The good, the marginally good, and the complicated
So that’s the good news. And despite the inevitability that your glutathione declines with age, eating a nutritious diet, not smoking, and avoiding toxins will support healthful glutathione levels.
In reasonably good news, you can have your glutathione levels measured with a simple blood test, generally covered by insurance.
In the more complicated news category, if your levels are low or you’re concerned about any of the issues below, raising your glutathione levels can be challenging.
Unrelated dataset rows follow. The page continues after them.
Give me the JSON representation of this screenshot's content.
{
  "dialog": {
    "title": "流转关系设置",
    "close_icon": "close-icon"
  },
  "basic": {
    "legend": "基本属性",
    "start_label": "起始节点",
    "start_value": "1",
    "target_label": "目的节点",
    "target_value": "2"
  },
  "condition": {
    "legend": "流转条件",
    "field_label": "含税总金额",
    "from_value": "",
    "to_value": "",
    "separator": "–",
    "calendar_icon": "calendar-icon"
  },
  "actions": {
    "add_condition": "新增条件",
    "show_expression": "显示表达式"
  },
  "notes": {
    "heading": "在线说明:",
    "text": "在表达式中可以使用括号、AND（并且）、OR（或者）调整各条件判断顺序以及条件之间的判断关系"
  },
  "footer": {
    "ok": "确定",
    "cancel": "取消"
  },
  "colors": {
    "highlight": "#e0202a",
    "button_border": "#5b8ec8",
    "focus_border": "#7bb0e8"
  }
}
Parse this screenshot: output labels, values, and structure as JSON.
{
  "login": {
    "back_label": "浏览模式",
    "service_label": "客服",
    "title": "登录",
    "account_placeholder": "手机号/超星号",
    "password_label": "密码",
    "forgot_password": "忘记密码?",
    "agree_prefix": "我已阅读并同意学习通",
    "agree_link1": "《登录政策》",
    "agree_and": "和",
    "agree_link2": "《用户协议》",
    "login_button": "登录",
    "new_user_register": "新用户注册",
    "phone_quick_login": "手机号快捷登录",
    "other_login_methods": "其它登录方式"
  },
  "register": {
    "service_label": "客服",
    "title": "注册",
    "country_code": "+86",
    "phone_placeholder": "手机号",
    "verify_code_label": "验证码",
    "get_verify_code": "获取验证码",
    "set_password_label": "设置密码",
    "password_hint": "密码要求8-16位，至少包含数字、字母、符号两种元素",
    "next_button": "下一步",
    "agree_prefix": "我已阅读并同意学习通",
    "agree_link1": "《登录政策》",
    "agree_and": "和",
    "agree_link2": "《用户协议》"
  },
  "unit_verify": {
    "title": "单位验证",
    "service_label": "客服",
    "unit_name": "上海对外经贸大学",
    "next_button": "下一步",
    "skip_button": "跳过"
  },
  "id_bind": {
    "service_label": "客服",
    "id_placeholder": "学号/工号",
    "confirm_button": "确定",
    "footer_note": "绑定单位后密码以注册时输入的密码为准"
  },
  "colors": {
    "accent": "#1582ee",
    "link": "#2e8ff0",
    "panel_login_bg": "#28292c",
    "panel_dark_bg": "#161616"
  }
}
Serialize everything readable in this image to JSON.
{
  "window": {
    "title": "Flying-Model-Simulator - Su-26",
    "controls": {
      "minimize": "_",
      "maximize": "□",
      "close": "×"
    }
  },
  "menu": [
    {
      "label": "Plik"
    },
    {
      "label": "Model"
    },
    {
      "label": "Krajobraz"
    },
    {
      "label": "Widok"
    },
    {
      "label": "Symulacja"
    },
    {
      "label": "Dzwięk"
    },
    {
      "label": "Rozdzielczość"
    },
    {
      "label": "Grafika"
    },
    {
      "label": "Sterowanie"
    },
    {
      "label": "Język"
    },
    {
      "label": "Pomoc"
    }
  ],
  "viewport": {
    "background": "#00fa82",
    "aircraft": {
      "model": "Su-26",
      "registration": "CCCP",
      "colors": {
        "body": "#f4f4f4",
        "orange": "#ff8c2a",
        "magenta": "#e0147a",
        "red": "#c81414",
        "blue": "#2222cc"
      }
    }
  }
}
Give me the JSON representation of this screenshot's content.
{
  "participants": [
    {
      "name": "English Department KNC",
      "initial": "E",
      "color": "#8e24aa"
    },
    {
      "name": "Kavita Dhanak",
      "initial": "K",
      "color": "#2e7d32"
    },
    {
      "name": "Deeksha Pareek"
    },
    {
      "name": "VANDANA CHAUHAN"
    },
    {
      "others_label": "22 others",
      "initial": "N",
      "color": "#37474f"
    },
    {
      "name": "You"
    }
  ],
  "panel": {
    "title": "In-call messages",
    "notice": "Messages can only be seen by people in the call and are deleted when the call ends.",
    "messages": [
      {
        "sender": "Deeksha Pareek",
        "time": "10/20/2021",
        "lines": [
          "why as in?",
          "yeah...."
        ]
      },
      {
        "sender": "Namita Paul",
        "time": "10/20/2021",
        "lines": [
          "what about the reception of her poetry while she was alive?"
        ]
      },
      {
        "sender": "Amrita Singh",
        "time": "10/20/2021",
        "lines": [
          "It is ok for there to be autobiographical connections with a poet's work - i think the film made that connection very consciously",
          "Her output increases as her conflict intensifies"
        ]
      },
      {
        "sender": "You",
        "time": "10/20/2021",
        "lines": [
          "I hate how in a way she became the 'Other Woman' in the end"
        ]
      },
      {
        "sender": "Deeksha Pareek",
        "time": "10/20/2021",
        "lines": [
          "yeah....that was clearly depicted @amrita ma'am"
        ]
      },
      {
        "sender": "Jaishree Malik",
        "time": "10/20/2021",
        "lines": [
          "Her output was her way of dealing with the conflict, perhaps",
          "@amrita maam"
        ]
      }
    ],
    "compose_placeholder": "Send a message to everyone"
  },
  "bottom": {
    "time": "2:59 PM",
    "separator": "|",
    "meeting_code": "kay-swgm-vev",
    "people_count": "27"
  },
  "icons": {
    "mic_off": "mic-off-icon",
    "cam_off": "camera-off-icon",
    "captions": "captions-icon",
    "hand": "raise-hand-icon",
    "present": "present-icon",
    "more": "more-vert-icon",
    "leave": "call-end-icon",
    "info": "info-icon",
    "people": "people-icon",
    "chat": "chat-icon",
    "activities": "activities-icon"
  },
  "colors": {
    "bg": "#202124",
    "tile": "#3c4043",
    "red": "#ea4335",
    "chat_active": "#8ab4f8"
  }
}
This is because the glutathione molecule is delicate and easily destroyed during digestion.
One product we like to use, especially during a detoxification challenge (such as when treating cancer, Lyme, or mold) is this one, but as you’ll note it can overwhelm your supplement budget.
For years we were able to recommend an inexpensive precursor (building block) to glutathione called NAC (N-Acetyl Cysteine). NAC had been sold as a supplement for years when suddenly, to everyone’s surprise, the FDA insisted it could no longer be sold over the counter. Rather than have a dramatic recall, they’re allowing wholesalers to sell out their on-hand stocks. My prediction is that it will resurface as an expensive prescription drug.
Thus, if you see NAC anywhere (including our apothecary) and want to raise your glutathione, snap it up. We recently bought out the stock of our wholesaler.
Benefits of glutathione
Keep in mind that glutathione is a powerful antioxidant, important to almost all bodily functions, including:
- Supporting the immune system.
- Lowering free radicals throughout the body.
- Reducing inflammation.
- Removing environmental toxins.
- Boosting energy and mental clarity.
- Increasing metabolism, making it important in weight loss.
- As an anti-aging agent that helps skin look smoother by diminishing wrinkles and ﬁne lines.
Dermatologists prescribe glutathione to lighten skin and remove age spots and ﬁne wrinkles. It works by deactivating the enzyme that produces skin pigment. When administered with IV vitamin C, patients can see improvements in their skin in four to six weeks.
Costs for IV therapies are reasonable. IV glutathione is given during a 15-minute IV push and is $100. IV vitamin C is usually priced between $100 and $250 depending on the amount of administered. It’s given over 30 to 45 minutes.
You need not be a WholeHealth Chicago patient to schedule any of our infusion therapies.
David Edelberg, MD